Look through the lines below and extract each one that contains "structured".

Items from an interface collection
Start of Block
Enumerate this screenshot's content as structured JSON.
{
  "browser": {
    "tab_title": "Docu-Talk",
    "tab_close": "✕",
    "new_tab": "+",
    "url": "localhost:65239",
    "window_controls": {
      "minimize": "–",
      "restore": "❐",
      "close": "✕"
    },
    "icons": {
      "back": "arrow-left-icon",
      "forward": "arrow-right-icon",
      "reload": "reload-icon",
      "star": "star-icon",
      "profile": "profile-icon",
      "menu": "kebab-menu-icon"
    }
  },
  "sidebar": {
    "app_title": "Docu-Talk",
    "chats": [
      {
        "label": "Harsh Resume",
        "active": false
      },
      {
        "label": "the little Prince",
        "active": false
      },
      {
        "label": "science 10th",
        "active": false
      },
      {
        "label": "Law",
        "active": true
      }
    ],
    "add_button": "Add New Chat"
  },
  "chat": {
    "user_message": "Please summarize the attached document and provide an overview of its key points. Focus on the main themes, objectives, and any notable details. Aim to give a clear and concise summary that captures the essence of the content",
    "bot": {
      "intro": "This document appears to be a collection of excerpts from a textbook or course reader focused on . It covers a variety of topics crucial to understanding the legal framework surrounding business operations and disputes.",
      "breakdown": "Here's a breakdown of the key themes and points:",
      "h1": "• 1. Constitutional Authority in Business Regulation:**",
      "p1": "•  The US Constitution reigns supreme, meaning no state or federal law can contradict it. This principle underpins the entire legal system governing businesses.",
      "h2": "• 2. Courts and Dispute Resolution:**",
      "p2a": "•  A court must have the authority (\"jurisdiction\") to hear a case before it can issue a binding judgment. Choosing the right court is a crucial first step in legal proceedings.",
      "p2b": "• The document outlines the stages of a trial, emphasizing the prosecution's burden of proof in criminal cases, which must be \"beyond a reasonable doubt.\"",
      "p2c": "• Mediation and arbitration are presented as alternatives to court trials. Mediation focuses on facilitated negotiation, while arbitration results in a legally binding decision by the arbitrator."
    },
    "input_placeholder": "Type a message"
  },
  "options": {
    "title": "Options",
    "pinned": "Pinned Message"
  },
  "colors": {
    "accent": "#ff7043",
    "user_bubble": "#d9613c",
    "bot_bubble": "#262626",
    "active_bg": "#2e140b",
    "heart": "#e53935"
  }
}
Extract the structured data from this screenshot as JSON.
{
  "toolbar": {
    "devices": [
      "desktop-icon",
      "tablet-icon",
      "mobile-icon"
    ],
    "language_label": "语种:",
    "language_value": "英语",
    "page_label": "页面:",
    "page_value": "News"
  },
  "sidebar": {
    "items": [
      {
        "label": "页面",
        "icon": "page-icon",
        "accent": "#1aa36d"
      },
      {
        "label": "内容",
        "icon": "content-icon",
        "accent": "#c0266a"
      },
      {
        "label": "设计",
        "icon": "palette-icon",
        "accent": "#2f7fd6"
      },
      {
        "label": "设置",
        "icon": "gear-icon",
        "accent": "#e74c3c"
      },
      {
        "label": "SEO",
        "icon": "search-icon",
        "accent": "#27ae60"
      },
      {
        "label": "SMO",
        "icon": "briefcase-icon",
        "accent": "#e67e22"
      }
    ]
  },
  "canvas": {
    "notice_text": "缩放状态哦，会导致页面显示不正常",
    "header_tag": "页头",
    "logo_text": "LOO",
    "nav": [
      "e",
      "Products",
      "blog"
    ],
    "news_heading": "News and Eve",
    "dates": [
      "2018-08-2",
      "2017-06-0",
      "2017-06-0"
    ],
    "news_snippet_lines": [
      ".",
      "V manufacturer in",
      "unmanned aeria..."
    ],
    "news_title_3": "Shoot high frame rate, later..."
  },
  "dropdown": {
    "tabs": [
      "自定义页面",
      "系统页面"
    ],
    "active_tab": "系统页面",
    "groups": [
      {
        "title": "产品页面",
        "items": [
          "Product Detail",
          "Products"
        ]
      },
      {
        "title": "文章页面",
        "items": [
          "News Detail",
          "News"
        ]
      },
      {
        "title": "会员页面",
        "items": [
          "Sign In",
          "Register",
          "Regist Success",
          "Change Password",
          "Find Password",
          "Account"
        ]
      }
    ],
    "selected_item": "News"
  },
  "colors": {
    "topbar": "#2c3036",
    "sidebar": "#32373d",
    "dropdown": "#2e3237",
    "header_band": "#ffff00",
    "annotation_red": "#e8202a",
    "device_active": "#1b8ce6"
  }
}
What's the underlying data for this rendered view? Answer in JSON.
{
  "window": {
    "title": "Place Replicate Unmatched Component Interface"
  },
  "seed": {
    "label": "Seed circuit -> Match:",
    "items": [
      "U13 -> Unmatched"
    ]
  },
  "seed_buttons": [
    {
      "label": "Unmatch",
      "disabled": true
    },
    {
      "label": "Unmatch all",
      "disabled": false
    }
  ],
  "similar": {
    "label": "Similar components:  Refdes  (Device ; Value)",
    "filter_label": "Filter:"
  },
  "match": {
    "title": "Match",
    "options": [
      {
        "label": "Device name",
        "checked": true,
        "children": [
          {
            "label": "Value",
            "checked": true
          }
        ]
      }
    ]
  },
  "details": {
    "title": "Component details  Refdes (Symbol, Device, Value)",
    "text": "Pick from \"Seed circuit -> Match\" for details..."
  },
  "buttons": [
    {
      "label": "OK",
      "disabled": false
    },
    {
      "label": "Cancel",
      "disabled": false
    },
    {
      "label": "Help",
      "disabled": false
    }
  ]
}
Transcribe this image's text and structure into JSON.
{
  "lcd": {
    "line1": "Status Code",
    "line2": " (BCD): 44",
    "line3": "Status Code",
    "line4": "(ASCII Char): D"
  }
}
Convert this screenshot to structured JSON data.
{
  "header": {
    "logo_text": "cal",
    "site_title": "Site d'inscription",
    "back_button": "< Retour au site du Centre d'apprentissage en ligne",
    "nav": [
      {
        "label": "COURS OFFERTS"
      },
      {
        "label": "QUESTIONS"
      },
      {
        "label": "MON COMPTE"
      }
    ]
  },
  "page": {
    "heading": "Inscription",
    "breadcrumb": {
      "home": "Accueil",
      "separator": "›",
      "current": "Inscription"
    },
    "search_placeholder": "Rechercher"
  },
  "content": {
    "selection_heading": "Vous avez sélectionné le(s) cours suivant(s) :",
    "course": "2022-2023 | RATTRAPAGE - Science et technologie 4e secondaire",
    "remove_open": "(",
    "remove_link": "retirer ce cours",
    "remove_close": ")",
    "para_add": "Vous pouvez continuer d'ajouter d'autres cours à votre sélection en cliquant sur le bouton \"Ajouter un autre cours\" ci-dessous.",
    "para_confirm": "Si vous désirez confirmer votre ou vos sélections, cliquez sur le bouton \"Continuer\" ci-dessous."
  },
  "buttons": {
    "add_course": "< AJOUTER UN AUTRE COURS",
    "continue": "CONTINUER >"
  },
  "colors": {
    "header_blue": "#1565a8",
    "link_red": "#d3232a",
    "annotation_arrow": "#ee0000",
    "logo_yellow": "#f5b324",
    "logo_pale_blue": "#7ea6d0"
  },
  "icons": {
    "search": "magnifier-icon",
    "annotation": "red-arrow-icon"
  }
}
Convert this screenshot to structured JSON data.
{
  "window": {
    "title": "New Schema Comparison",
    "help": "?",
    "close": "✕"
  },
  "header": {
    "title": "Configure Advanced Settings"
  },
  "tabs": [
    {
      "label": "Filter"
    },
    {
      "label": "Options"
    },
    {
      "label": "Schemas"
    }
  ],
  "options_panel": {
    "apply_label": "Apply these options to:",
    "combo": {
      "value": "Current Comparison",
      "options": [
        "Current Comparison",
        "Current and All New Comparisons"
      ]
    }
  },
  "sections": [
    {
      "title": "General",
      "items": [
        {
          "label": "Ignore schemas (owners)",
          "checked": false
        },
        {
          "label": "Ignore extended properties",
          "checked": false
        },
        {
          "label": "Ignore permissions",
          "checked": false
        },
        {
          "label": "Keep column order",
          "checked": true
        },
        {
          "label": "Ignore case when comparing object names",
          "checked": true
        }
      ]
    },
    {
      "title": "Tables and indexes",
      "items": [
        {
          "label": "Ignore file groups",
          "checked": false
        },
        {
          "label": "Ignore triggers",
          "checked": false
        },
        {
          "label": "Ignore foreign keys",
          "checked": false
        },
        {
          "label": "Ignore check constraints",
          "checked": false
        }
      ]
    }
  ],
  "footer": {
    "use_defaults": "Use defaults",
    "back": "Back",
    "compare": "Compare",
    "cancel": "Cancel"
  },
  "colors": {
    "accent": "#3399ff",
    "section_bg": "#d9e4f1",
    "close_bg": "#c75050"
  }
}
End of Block
Solution to this task -
Enumerate this screenshot's content as structured JSON.
Extract the structured data from this screenshot as JSON.
Convert this screenshot to structured JSON data.
Convert this screenshot to structured JSON data.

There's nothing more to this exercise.